══ Source data ══

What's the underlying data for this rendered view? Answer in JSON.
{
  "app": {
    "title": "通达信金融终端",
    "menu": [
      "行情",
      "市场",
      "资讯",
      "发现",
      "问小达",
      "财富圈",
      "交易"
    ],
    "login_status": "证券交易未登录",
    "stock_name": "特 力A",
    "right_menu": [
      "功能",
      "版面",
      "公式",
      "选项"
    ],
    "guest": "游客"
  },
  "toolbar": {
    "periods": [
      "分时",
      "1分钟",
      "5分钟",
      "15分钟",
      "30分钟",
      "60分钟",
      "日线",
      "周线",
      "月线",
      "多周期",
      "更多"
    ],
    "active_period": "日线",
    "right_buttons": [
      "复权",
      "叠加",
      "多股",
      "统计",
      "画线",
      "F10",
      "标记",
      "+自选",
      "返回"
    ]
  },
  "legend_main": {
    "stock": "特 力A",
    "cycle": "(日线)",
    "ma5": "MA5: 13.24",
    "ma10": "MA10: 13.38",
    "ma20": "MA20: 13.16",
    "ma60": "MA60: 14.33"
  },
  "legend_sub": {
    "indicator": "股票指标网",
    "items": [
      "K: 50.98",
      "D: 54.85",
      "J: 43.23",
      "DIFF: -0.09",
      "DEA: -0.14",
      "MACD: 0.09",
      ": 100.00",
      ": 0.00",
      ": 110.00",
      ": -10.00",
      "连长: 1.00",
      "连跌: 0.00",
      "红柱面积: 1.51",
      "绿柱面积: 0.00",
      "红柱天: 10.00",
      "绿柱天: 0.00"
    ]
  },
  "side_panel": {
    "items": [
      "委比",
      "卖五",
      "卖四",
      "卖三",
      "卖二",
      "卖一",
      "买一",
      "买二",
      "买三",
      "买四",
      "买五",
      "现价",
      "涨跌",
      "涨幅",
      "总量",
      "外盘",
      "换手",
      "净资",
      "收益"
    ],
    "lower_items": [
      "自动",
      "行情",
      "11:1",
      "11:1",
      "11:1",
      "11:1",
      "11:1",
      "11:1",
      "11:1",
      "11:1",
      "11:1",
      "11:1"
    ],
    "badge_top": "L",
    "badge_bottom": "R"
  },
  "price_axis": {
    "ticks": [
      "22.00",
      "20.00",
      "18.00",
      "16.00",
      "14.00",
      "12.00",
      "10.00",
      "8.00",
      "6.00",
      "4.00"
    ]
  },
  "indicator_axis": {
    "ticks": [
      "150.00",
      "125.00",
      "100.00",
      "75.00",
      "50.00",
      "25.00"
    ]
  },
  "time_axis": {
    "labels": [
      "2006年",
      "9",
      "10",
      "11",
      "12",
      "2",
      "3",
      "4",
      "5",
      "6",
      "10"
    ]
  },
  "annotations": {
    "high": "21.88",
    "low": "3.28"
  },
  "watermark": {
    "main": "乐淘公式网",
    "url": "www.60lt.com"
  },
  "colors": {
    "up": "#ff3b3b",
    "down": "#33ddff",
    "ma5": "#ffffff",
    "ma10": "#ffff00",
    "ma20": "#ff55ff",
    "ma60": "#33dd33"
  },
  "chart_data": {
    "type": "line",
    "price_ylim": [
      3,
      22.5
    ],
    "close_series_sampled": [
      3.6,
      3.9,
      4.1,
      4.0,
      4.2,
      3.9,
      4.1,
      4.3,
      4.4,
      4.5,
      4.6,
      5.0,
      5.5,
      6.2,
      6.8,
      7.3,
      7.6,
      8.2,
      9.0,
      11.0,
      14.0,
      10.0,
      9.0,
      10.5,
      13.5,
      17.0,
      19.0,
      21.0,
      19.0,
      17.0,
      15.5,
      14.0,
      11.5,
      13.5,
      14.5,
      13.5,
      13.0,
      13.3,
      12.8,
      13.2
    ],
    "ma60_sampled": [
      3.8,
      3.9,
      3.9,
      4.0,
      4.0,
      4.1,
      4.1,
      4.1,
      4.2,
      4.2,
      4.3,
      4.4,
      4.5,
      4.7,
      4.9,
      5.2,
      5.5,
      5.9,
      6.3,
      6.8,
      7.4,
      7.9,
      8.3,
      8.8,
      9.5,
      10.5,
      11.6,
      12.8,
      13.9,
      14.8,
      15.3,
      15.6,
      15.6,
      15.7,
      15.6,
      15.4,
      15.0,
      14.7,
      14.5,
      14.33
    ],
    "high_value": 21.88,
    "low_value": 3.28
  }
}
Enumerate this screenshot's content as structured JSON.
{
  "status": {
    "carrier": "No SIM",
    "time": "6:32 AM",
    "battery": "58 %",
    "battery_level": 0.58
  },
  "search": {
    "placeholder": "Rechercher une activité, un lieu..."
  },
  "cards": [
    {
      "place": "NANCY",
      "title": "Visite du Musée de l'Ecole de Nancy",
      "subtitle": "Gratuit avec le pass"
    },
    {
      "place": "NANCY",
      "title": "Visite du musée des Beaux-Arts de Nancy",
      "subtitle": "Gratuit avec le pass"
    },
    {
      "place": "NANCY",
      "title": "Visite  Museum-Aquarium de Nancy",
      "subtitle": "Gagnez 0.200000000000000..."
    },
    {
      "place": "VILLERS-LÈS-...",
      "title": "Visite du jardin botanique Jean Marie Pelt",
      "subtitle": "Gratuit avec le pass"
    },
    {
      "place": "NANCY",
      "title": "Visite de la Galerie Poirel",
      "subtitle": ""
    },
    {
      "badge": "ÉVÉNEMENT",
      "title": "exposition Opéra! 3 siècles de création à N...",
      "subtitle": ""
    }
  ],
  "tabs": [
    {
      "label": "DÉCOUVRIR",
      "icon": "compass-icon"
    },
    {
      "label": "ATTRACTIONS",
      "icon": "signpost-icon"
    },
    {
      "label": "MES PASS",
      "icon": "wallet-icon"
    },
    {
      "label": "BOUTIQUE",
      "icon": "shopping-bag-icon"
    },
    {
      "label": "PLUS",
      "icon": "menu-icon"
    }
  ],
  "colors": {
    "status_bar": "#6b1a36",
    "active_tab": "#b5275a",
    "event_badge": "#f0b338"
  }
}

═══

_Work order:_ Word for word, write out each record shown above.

_Result of this task:_
What's the underlying data for this rendered view? Answer in JSON.
{
  "app": {
    "title": "通达信金融终端",
    "menu": [
      "行情",
      "市场",
      "资讯",
      "发现",
      "问小达",
      "财富圈",
      "交易"
    ],
    "login_status": "证券交易未登录",
    "stock_name": "特 力A",
    "right_menu": [
      "功能",
      "版面",
      "公式",
      "选项"
    ],
    "guest": "游客"
  },
  "toolbar": {
    "periods": [
      "分时",
      "1分钟",
      "5分钟",
      "15分钟",
      "30分钟",
      "60分钟",
      "日线",
      "周线",
      "月线",
      "多周期",
      "更多"
    ],
    "active_period": "日线",
    "right_buttons": [
      "复权",
      "叠加",
      "多股",
      "统计",
      "画线",
      "F10",
      "标记",
      "+自选",
      "返回"
    ]
  },
  "legend_main": {
    "stock": "特 力A",
    "cycle": "(日线)",
    "ma5": "MA5: 13.24",
    "ma10": "MA10: 13.38",
    "ma20": "MA20: 13.16",
    "ma60": "MA60: 14.33"
  },
  "legend_sub": {
    "indicator": "股票指标网",
    "items": [
      "K: 50.98",
      "D: 54.85",
      "J: 43.23",
      "DIFF: -0.09",
      "DEA: -0.14",
      "MACD: 0.09",
      ": 100.00",
      ": 0.00",
      ": 110.00",
      ": -10.00",
      "连长: 1.00",
      "连跌: 0.00",
      "红柱面积: 1.51",
      "绿柱面积: 0.00",
      "红柱天: 10.00",
      "绿柱天: 0.00"
    ]
  },
  "side_panel": {
    "items": [
      "委比",
      "卖五",
      "卖四",
      "卖三",
      "卖二",
      "卖一",
      "买一",
      "买二",
      "买三",
      "买四",
      "买五",
      "现价",
      "涨跌",
      "涨幅",
      "总量",
      "外盘",
      "换手",
      "净资",
      "收益"
    ],
    "lower_items": [
      "自动",
      "行情",
      "11:1",
      "11:1",
      "11:1",
      "11:1",
      "11:1",
      "11:1",
      "11:1",
      "11:1",
      "11:1",
      "11:1"
    ],
    "badge_top": "L",
    "badge_bottom": "R"
  },
  "price_axis": {
    "ticks": [
      "22.00",
      "20.00",
      "18.00",
      "16.00",
      "14.00",
      "12.00",
      "10.00",
      "8.00",
      "6.00",
      "4.00"
    ]
  },
  "indicator_axis": {
    "ticks": [
      "150.00",
      "125.00",
      "100.00",
      "75.00",
      "50.00",
      "25.00"
    ]
  },
  "time_axis": {
    "labels": [
      "2006年",
      "9",
      "10",
      "11",
      "12",
      "2",
      "3",
      "4",
      "5",
      "6",
      "10"
    ]
  },
  "annotations": {
    "high": "21.88",
    "low": "3.28"
  },
  "watermark": {
    "main": "乐淘公式网",
    "url": "www.60lt.com"
  },
  "colors": {
    "up": "#ff3b3b",
    "down": "#33ddff",
    "ma5": "#ffffff",
    "ma10": "#ffff00",
    "ma20": "#ff55ff",
    "ma60": "#33dd33"
  },
  "chart_data": {
    "type": "line",
    "price_ylim": [
      3,
      22.5
    ],
    "close_series_sampled": [
      3.6,
      3.9,
      4.1,
      4.0,
      4.2,
      3.9,
      4.1,
      4.3,
      4.4,
      4.5,
      4.6,
      5.0,
      5.5,
      6.2,
      6.8,
      7.3,
      7.6,
      8.2,
      9.0,
      11.0,
      14.0,
      10.0,
      9.0,
      10.5,
      13.5,
      17.0,
      19.0,
      21.0,
      19.0,
      17.0,
      15.5,
      14.0,
      11.5,
      13.5,
      14.5,
      13.5,
      13.0,
      13.3,
      12.8,
      13.2
    ],
    "ma60_sampled": [
      3.8,
      3.9,
      3.9,
      4.0,
      4.0,
      4.1,
      4.1,
      4.1,
      4.2,
      4.2,
      4.3,
      4.4,
      4.5,
      4.7,
      4.9,
      5.2,
      5.5,
      5.9,
      6.3,
      6.8,
      7.4,
      7.9,
      8.3,
      8.8,
      9.5,
      10.5,
      11.6,
      12.8,
      13.9,
      14.8,
      15.3,
      15.6,
      15.6,
      15.7,
      15.6,
      15.4,
      15.0,
      14.7,
      14.5,
      14.33
    ],
    "high_value": 21.88,
    "low_value": 3.28
  }
}
Enumerate this screenshot's content as structured JSON.
{
  "status": {
    "carrier": "No SIM",
    "time": "6:32 AM",
    "battery": "58 %",
    "battery_level": 0.58
  },
  "search": {
    "placeholder": "Rechercher une activité, un lieu..."
  },
  "cards": [
    {
      "place": "NANCY",
      "title": "Visite du Musée de l'Ecole de Nancy",
      "subtitle": "Gratuit avec le pass"
    },
    {
      "place": "NANCY",
      "title": "Visite du musée des Beaux-Arts de Nancy",
      "subtitle": "Gratuit avec le pass"
    },
    {
      "place": "NANCY",
      "title": "Visite  Museum-Aquarium de Nancy",
      "subtitle": "Gagnez 0.200000000000000..."
    },
    {
      "place": "VILLERS-LÈS-...",
      "title": "Visite du jardin botanique Jean Marie Pelt",
      "subtitle": "Gratuit avec le pass"
    },
    {
      "place": "NANCY",
      "title": "Visite de la Galerie Poirel",
      "subtitle": ""
    },
    {
      "badge": "ÉVÉNEMENT",
      "title": "exposition Opéra! 3 siècles de création à N...",
      "subtitle": ""
    }
  ],
  "tabs": [
    {
      "label": "DÉCOUVRIR",
      "icon": "compass-icon"
    },
    {
      "label": "ATTRACTIONS",
      "icon": "signpost-icon"
    },
    {
      "label": "MES PASS",
      "icon": "wallet-icon"
    },
    {
      "label": "BOUTIQUE",
      "icon": "shopping-bag-icon"
    },
    {
      "label": "PLUS",
      "icon": "menu-icon"
    }
  ],
  "colors": {
    "status_bar": "#6b1a36",
    "active_tab": "#b5275a",
    "event_badge": "#f0b338"
  }
}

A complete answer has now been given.